-- Available records follows --
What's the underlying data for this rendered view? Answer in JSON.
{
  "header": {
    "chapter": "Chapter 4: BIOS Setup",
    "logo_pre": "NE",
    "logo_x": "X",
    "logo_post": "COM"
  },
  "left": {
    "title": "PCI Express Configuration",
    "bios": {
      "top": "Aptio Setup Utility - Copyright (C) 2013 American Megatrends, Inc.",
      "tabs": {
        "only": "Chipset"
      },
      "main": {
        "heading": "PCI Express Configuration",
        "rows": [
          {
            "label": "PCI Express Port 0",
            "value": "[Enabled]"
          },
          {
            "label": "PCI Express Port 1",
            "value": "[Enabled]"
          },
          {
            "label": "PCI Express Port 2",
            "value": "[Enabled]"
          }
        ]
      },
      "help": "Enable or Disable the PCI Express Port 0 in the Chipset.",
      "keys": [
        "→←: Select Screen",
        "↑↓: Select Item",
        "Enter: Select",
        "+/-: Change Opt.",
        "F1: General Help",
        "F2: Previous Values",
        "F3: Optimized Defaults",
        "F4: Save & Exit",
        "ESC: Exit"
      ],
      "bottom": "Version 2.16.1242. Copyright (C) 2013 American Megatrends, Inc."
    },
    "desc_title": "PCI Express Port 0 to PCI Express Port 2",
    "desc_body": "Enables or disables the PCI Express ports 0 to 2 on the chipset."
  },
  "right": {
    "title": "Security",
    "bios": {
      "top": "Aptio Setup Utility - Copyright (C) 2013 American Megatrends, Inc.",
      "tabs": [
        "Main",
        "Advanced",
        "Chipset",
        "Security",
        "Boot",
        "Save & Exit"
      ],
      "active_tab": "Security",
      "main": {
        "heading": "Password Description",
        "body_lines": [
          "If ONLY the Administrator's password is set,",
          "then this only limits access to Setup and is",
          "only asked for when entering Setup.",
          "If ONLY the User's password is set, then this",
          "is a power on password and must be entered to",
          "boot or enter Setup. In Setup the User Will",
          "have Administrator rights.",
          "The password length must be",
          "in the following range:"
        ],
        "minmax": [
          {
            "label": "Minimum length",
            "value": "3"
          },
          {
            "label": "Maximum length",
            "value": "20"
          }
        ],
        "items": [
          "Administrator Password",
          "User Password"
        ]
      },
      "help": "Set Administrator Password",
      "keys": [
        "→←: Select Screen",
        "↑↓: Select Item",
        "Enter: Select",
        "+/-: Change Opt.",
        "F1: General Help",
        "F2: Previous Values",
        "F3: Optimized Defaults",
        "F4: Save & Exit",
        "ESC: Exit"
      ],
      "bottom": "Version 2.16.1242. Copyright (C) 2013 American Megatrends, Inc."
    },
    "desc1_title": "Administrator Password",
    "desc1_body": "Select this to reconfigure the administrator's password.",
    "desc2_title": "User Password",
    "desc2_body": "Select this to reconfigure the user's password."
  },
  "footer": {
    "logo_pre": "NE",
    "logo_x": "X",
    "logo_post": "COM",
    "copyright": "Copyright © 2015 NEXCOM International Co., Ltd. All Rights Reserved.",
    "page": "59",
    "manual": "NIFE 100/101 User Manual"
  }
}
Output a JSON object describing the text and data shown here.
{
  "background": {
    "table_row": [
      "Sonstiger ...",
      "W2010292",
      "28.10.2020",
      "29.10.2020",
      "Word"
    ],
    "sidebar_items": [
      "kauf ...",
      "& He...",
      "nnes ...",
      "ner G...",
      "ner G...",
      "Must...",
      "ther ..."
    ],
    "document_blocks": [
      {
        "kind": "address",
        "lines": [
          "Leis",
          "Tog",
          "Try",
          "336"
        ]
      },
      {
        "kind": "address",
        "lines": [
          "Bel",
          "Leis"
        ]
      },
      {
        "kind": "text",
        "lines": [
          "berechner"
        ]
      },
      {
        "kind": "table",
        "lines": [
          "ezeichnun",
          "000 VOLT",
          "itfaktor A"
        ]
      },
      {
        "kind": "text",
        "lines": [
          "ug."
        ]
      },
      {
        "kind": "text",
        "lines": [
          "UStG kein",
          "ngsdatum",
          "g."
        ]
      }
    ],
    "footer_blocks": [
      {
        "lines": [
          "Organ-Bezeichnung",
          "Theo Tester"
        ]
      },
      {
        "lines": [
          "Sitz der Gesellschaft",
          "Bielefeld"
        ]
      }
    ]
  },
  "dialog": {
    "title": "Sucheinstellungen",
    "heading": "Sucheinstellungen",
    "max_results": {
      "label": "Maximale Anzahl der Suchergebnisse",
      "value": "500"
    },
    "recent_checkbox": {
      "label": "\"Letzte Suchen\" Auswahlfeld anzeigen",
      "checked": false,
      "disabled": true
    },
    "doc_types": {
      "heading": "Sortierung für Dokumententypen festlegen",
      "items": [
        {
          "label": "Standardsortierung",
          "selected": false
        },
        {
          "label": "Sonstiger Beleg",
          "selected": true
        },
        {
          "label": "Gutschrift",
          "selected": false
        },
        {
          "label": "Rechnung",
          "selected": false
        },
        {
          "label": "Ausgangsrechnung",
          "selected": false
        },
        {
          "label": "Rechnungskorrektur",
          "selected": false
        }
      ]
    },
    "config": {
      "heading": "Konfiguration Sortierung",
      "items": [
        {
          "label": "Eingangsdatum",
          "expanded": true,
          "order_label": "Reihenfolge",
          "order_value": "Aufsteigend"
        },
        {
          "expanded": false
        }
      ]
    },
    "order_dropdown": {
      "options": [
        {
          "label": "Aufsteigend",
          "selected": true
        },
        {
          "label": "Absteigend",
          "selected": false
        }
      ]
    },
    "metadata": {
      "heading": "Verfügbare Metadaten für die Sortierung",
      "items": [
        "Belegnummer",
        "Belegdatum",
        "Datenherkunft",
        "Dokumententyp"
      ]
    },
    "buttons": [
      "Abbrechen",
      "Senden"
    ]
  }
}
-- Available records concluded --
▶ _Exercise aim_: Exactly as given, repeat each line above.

▶ _Written solution_:
What's the underlying data for this rendered view? Answer in JSON.
{
  "header": {
    "chapter": "Chapter 4: BIOS Setup",
    "logo_pre": "NE",
    "logo_x": "X",
    "logo_post": "COM"
  },
  "left": {
    "title": "PCI Express Configuration",
    "bios": {
      "top": "Aptio Setup Utility - Copyright (C) 2013 American Megatrends, Inc.",
      "tabs": {
        "only": "Chipset"
      },
      "main": {
        "heading": "PCI Express Configuration",
        "rows": [
          {
            "label": "PCI Express Port 0",
            "value": "[Enabled]"
          },
          {
            "label": "PCI Express Port 1",
            "value": "[Enabled]"
          },
          {
            "label": "PCI Express Port 2",
            "value": "[Enabled]"
          }
        ]
      },
      "help": "Enable or Disable the PCI Express Port 0 in the Chipset.",
      "keys": [
        "→←: Select Screen",
        "↑↓: Select Item",
        "Enter: Select",
        "+/-: Change Opt.",
        "F1: General Help",
        "F2: Previous Values",
        "F3: Optimized Defaults",
        "F4: Save & Exit",
        "ESC: Exit"
      ],
      "bottom": "Version 2.16.1242. Copyright (C) 2013 American Megatrends, Inc."
    },
    "desc_title": "PCI Express Port 0 to PCI Express Port 2",
    "desc_body": "Enables or disables the PCI Express ports 0 to 2 on the chipset."
  },
  "right": {
    "title": "Security",
    "bios": {
      "top": "Aptio Setup Utility - Copyright (C) 2013 American Megatrends, Inc.",
      "tabs": [
        "Main",
        "Advanced",
        "Chipset",
        "Security",
        "Boot",
        "Save & Exit"
      ],
      "active_tab": "Security",
      "main": {
        "heading": "Password Description",
        "body_lines": [
          "If ONLY the Administrator's password is set,",
          "then this only limits access to Setup and is",
          "only asked for when entering Setup.",
          "If ONLY the User's password is set, then this",
          "is a power on password and must be entered to",
          "boot or enter Setup. In Setup the User Will",
          "have Administrator rights.",
          "The password length must be",
          "in the following range:"
        ],
        "minmax": [
          {
            "label": "Minimum length",
            "value": "3"
          },
          {
            "label": "Maximum length",
            "value": "20"
          }
        ],
        "items": [
          "Administrator Password",
          "User Password"
        ]
      },
      "help": "Set Administrator Password",
      "keys": [
        "→←: Select Screen",
        "↑↓: Select Item",
        "Enter: Select",
        "+/-: Change Opt.",
        "F1: General Help",
        "F2: Previous Values",
        "F3: Optimized Defaults",
        "F4: Save & Exit",
        "ESC: Exit"
      ],
      "bottom": "Version 2.16.1242. Copyright (C) 2013 American Megatrends, Inc."
    },
    "desc1_title": "Administrator Password",
    "desc1_body": "Select this to reconfigure the administrator's password.",
    "desc2_title": "User Password",
    "desc2_body": "Select this to reconfigure the user's password."
  },
  "footer": {
    "logo_pre": "NE",
    "logo_x": "X",
    "logo_post": "COM",
    "copyright": "Copyright © 2015 NEXCOM International Co., Ltd. All Rights Reserved.",
    "page": "59",
    "manual": "NIFE 100/101 User Manual"
  }
}
Output a JSON object describing the text and data shown here.
{
  "background": {
    "table_row": [
      "Sonstiger ...",
      "W2010292",
      "28.10.2020",
      "29.10.2020",
      "Word"
    ],
    "sidebar_items": [
      "kauf ...",
      "& He...",
      "nnes ...",
      "ner G...",
      "ner G...",
      "Must...",
      "ther ..."
    ],
    "document_blocks": [
      {
        "kind": "address",
        "lines": [
          "Leis",
          "Tog",
          "Try",
          "336"
        ]
      },
      {
        "kind": "address",
        "lines": [
          "Bel",
          "Leis"
        ]
      },
      {
        "kind": "text",
        "lines": [
          "berechner"
        ]
      },
      {
        "kind": "table",
        "lines": [
          "ezeichnun",
          "000 VOLT",
          "itfaktor A"
        ]
      },
      {
        "kind": "text",
        "lines": [
          "ug."
        ]
      },
      {
        "kind": "text",
        "lines": [
          "UStG kein",
          "ngsdatum",
          "g."
        ]
      }
    ],
    "footer_blocks": [
      {
        "lines": [
          "Organ-Bezeichnung",
          "Theo Tester"
        ]
      },
      {
        "lines": [
          "Sitz der Gesellschaft",
          "Bielefeld"
        ]
      }
    ]
  },
  "dialog": {
    "title": "Sucheinstellungen",
    "heading": "Sucheinstellungen",
    "max_results": {
      "label": "Maximale Anzahl der Suchergebnisse",
      "value": "500"
    },
    "recent_checkbox": {
      "label": "\"Letzte Suchen\" Auswahlfeld anzeigen",
      "checked": false,
      "disabled": true
    },
    "doc_types": {
      "heading": "Sortierung für Dokumententypen festlegen",
      "items": [
        {
          "label": "Standardsortierung",
          "selected": false
        },
        {
          "label": "Sonstiger Beleg",
          "selected": true
        },
        {
          "label": "Gutschrift",
          "selected": false
        },
        {
          "label": "Rechnung",
          "selected": false
        },
        {
          "label": "Ausgangsrechnung",
          "selected": false
        },
        {
          "label": "Rechnungskorrektur",
          "selected": false
        }
      ]
    },
    "config": {
      "heading": "Konfiguration Sortierung",
      "items": [
        {
          "label": "Eingangsdatum",
          "expanded": true,
          "order_label": "Reihenfolge",
          "order_value": "Aufsteigend"
        },
        {
          "expanded": false
        }
      ]
    },
    "order_dropdown": {
      "options": [
        {
          "label": "Aufsteigend",
          "selected": true
        },
        {
          "label": "Absteigend",
          "selected": false
        }
      ]
    },
    "metadata": {
      "heading": "Verfügbare Metadaten für die Sortierung",
      "items": [
        "Belegnummer",
        "Belegdatum",
        "Datenherkunft",
        "Dokumententyp"
      ]
    },
    "buttons": [
      "Abbrechen",
      "Senden"
    ]
  }
}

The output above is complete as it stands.